UBC Theses and Dissertations
The mating/parenting trade-off : evidence and implications Beall, Alec T.

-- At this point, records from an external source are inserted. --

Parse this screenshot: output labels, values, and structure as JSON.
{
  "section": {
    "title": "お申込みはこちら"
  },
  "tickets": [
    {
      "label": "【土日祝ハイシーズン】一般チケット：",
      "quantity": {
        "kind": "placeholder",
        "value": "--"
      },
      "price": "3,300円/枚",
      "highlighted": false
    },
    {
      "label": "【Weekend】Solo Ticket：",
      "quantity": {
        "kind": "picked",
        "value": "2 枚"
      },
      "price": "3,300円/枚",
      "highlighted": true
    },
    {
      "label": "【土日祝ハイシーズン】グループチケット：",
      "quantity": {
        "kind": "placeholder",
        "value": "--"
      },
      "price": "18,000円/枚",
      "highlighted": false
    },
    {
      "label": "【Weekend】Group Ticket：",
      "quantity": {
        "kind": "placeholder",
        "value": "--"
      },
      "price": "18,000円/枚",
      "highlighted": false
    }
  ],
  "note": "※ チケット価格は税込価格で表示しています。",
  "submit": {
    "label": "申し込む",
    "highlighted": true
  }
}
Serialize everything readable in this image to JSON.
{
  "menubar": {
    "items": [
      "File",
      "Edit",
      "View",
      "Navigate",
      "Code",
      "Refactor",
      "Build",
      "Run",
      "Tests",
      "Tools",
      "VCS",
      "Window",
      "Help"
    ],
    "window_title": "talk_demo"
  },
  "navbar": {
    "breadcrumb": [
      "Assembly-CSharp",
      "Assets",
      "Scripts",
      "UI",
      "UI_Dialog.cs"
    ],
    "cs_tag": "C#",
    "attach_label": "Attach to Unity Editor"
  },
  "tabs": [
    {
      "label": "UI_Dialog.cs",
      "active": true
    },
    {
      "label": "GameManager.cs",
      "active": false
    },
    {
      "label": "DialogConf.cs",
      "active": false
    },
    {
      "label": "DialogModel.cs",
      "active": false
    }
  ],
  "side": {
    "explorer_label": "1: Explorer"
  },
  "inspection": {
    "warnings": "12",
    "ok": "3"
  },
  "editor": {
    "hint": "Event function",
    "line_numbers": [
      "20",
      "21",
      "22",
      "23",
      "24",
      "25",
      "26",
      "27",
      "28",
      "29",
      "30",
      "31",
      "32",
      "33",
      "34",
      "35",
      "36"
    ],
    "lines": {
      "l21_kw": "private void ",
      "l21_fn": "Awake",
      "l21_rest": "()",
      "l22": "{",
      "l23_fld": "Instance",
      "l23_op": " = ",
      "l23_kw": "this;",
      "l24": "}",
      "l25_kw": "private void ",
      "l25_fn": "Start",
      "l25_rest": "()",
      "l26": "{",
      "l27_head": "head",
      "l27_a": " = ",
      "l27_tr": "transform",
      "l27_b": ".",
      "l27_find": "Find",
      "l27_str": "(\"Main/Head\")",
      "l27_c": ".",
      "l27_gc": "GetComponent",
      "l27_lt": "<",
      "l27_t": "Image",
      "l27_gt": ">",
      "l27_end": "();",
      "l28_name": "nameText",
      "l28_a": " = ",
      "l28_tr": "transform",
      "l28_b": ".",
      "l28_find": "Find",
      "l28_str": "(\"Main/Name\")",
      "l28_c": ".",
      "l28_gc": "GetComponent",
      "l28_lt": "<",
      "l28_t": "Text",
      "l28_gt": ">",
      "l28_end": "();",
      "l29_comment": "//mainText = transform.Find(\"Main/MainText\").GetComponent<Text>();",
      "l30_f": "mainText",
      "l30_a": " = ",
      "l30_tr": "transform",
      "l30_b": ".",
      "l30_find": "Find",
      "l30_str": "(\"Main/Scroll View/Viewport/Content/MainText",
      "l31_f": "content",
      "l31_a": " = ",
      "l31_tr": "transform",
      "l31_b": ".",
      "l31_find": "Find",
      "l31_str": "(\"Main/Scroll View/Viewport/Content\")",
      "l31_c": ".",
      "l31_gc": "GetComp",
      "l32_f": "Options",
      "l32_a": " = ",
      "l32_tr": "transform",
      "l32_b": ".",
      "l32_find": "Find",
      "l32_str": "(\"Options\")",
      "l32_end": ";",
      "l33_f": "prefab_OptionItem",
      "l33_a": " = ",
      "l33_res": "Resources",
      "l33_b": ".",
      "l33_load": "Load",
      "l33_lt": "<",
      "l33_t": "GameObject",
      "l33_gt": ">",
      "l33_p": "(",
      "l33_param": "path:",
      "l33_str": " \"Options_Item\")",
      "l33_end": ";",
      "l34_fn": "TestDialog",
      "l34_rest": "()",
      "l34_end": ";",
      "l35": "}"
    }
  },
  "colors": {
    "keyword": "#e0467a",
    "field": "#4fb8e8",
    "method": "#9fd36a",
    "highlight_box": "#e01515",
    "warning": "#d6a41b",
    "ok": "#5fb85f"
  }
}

According to the biological principles of life history theory, there is a fundamental trade-off between mating effort and parenting effort. The five studies reported here (N = 3,439) tested two conceptually distinct ways in which that trade-off might manifest at a psychological level of analysis. Studies 1 and 2 focus on developmental processes and individual differences in the chronic activation of the mate acquisition and parenting motivational systems. Studies 3, 4, and 5 focus on temporary activation and inhibition of the mate acquisition and parenting motivational systems. The primary results of Study 1 (n = 305) suggest that men who express a greater desire to engage in short-term mating behavior have a less intense nurturant parental response to infants; Study 2 (n = 2252) revealed similar inverse relations, this time among both men and women (as well as parents and nonparents). Study 2 additionally noted a positive correlation between short-term mating orientation and chronic protective parental tendencies. Results from Study 3 (n = 92) indicate that the temporary arousal of a parental care-giving motivational state consequently inhibits self-reported inclinations toward short-term mating; this effect was only found in women. Results from Studies 4 (n = 308) and 5 (n = 482) suggest that temporary arousal of a mate acquisition motivational state consequently inhibits self-reported tender emotional responses towards infants. No consistent sex differences were noted in this latter result. Results of Study 5 additionally suggest that the temporary arousal of a disease- and predator-avoidance motivational states consequently inhibit self-reported nurturant emotional responses towards infants as well. No consistent sex differences were noted in these effects. Taken together, the present research yields results consistent with hypothesized psychological manifestations of the mating/parenting trade-off. But the present research also yields additional results that pose a challenge to these seemingly straightforward hypotheses, suggesting that a more nuanced approach must be taken to understand how the mating/parenting trade-off might manifest psychologically.
Item Citations and Data
Attribution-NonCommercial-NoDerivatives 4.0 International